The Viet Nam Veterans Against the War, which staged the 1971 medal turn-in ceremony, demanded that the United States Government and the Veterans Administration respond. By bringing attention to the bureaucratic and political malfunction, the American Psychiatric Association was pressured to include “Vietnam Syndrome” and later, “Post Traumatic Stress Disorder” in the DSM, which meant that vets could receive services. Interestingly, the American Psychiatric Association had dropped an earlier diagnostic category, “War Neurosis” from the DSM in the early 60’s out of fear that the demand for services could bankrupt the government.

Today we are in danger of making a mistake again as we try to deal with the current war’s veterans. Some have said that Iraq is “like Viet Nam”, when in fact this war’s veterans face different psychological injuries and will need still different treatments.

A pattern is clear. When considering the kind of psychic damage soldiers sustain, our government and medical systems first deny it, then exaggerate it, finally accept it, but then forget. The rest of us forget too. We forget how bad war is. We forget the lasting cost to those who go to fight and kill and then come home broken. We forget that this war’s casualty list will be doubled or tripled by psychological injuries. So what do we say to our soldiers for bearing all of that for us?

Oh yes; Thank you.

Sunday, November 08, 2009

Design Your Life

Last week a visit to Baltimore where I got sober many years ago. This trip was for a wedding. The bride is a young woman I mentored when she was in high school—the many phone calls over the intervening years were often prompted by crises fueled by drugs and alcohol. Now she is sober too and has married a wonderful man.

A bonus of my Baltimore trip was visiting friends from my first home group. I stayed with my good friend S. who is always a source of great books and new ideas. She’s a professor of communication theory so we have wide ranging talks about media, TV—she loves soap operas—books, e-books, technology of all kinds. I played with her IPhone and her Kindle and had tech-toy lust for days.

Here’s one of the best take-aways: She had on her coffee table the coolest book about things. Yes, it’s a book about the role of things in our lives and how we make a life by choosing our things. This is worth reading:

DESIGN YOUR LIFE by Ellen and Julia Lupton. They also have a website and blog of the same name so take a look and you’ll look at your stuff very differently I assure you.

Thursday, November 05, 2009

Technology Woes

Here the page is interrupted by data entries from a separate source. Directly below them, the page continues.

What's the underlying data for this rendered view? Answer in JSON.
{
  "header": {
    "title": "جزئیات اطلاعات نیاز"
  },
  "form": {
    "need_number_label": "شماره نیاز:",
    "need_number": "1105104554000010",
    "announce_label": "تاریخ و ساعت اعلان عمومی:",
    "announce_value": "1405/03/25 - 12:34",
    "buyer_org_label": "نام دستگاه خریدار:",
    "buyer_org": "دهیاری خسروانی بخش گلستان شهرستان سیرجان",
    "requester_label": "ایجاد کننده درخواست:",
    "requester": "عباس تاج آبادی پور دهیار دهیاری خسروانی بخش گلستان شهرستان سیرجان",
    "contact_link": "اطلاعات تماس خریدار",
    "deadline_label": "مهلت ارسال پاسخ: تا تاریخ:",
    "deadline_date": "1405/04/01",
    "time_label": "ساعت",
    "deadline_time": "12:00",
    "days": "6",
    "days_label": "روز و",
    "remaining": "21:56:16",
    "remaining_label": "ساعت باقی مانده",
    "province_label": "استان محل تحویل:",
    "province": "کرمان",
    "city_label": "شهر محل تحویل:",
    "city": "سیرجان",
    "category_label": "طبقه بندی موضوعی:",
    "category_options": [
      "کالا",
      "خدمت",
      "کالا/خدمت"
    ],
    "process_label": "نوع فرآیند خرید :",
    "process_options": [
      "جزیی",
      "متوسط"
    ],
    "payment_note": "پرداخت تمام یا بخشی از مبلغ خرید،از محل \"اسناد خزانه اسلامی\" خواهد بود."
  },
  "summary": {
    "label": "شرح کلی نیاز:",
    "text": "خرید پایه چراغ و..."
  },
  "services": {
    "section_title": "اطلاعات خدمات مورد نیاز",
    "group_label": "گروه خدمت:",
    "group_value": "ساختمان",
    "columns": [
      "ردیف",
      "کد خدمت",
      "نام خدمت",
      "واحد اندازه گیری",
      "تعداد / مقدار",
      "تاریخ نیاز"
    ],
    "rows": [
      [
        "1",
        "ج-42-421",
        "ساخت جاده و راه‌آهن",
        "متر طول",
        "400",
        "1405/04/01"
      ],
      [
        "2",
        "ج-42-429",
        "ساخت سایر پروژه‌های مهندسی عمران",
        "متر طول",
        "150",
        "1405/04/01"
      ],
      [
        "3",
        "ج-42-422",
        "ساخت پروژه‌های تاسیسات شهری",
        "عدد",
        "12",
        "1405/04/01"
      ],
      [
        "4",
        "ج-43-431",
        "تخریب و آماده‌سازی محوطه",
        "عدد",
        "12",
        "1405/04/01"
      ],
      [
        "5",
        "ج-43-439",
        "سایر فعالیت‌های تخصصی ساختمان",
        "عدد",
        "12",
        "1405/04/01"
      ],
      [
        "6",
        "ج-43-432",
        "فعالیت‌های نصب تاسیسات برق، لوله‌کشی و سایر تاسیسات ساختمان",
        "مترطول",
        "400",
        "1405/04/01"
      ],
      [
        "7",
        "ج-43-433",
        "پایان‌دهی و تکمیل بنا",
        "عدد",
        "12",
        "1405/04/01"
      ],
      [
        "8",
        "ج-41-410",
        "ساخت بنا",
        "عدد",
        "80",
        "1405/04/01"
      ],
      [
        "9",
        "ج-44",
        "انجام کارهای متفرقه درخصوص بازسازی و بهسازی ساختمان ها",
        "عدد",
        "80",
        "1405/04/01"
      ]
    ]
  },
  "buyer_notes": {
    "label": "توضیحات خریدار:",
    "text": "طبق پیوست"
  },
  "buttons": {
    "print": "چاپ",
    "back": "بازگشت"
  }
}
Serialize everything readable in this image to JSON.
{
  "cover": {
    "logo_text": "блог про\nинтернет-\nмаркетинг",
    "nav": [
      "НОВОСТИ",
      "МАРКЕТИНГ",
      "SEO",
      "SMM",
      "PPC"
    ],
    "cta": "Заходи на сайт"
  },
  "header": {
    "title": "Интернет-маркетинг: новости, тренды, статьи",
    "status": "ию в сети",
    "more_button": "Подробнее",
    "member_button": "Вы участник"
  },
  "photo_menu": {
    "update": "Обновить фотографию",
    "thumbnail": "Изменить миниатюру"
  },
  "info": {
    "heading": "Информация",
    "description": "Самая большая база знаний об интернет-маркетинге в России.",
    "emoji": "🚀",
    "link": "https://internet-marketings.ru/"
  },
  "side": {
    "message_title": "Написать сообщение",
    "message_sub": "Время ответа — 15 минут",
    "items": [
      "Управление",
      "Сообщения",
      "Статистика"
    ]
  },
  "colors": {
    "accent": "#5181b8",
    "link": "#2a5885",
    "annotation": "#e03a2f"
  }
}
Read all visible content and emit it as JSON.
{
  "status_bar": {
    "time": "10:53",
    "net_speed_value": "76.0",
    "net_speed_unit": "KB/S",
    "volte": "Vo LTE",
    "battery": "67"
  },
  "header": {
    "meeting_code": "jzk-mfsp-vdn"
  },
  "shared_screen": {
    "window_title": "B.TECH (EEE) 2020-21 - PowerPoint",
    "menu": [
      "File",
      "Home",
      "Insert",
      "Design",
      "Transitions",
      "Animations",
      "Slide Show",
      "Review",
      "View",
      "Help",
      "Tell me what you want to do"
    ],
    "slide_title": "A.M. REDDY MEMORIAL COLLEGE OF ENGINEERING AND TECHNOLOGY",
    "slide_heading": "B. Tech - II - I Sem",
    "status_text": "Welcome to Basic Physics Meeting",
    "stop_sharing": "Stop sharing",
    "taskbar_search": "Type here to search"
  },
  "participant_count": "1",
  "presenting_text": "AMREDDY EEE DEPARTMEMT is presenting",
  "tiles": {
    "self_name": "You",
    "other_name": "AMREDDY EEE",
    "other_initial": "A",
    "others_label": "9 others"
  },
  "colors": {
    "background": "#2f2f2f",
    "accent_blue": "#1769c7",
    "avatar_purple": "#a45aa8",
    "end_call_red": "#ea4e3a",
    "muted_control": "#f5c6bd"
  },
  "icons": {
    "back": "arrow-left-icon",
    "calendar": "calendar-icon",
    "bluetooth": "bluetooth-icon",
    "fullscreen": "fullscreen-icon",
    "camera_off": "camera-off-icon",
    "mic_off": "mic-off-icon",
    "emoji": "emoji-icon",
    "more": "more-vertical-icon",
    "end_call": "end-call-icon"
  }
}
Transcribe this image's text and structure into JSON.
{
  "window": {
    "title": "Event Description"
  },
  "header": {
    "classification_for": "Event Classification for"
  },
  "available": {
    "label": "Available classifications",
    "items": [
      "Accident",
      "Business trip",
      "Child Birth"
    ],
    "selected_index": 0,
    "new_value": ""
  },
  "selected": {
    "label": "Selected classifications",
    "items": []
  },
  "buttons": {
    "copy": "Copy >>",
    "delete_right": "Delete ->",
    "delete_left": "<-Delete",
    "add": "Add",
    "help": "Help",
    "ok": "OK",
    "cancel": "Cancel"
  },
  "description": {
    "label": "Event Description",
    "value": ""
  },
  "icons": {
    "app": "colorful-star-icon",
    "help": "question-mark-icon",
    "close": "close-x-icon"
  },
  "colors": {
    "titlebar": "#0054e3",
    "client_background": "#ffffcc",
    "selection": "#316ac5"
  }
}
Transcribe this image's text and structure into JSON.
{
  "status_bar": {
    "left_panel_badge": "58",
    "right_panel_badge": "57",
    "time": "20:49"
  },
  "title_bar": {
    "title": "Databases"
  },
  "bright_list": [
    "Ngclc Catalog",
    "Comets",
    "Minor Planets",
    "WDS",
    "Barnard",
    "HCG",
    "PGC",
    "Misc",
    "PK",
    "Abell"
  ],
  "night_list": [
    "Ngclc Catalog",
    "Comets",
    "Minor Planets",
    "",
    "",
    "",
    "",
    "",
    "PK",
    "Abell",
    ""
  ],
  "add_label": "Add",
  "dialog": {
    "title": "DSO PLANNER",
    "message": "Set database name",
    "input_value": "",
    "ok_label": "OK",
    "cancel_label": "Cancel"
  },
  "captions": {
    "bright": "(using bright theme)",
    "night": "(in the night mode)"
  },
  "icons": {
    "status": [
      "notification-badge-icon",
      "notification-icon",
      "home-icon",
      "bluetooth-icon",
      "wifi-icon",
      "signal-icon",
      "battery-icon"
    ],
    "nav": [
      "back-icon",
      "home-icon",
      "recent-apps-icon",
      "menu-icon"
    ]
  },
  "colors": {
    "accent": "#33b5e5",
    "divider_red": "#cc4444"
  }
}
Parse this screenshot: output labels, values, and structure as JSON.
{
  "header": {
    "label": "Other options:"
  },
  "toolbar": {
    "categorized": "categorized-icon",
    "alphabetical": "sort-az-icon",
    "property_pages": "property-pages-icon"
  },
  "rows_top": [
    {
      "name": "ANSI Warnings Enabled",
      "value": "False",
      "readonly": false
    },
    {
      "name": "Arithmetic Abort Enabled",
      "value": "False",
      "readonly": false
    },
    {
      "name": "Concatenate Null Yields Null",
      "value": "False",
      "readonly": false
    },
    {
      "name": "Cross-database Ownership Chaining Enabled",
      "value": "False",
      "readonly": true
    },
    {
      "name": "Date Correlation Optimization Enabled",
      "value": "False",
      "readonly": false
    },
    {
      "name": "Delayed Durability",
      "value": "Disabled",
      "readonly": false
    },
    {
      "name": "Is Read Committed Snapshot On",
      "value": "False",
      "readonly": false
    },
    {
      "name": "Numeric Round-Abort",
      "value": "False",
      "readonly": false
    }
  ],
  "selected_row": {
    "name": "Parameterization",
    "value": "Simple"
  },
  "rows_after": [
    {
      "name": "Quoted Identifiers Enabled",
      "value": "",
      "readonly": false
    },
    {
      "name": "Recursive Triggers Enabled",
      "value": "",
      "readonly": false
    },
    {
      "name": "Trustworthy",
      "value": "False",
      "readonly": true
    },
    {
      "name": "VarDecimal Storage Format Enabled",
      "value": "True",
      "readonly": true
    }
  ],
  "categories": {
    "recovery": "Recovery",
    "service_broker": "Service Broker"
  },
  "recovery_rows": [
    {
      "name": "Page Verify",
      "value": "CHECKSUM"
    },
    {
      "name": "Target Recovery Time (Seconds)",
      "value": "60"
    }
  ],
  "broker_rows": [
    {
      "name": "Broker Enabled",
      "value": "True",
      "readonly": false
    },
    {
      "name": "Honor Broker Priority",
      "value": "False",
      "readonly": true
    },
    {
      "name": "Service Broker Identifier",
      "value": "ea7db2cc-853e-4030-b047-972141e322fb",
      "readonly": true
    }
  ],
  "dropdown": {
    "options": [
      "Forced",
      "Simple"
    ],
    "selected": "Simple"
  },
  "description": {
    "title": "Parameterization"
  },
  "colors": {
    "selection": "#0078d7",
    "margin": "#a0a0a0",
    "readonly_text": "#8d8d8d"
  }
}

I have been computer-less for a week. No crashes. I decided to upgrade to Office 2007 and do the right thing by having my local technology company do the installation and clean-up. What I always forget to account for are the glitches.

Nothing is seriously wrong, just tweaking and glitches! They did a snapshot back up, got rid of Outlook Express, installed the new stuff and I brought the baby home. Happily typing away and composing emails then realizing they were not going out of the mailbox. Ugh!

But here is why this is a recovery issue: I did not blame myself. I started to. I started to say, “You’re so dumb” and “You should know” and then I stopped. It’s a computer and when you get new software there are glitches. It looks different, it feels different and it makes me uneasy. But I’ll learn. I actually remember my first computer and being so scared of everything. Ditto cell phone. Ditto IPod. So OK…this will resolve too. For now I have to make another trip to the store.

For now I’ll be careful to save and save and save until I learn how this 2007 thing relay works.
But it’s a computer. It’s not me. It’s not a moral issue and it’s not my self-esteem. And God knows, “How important is it?”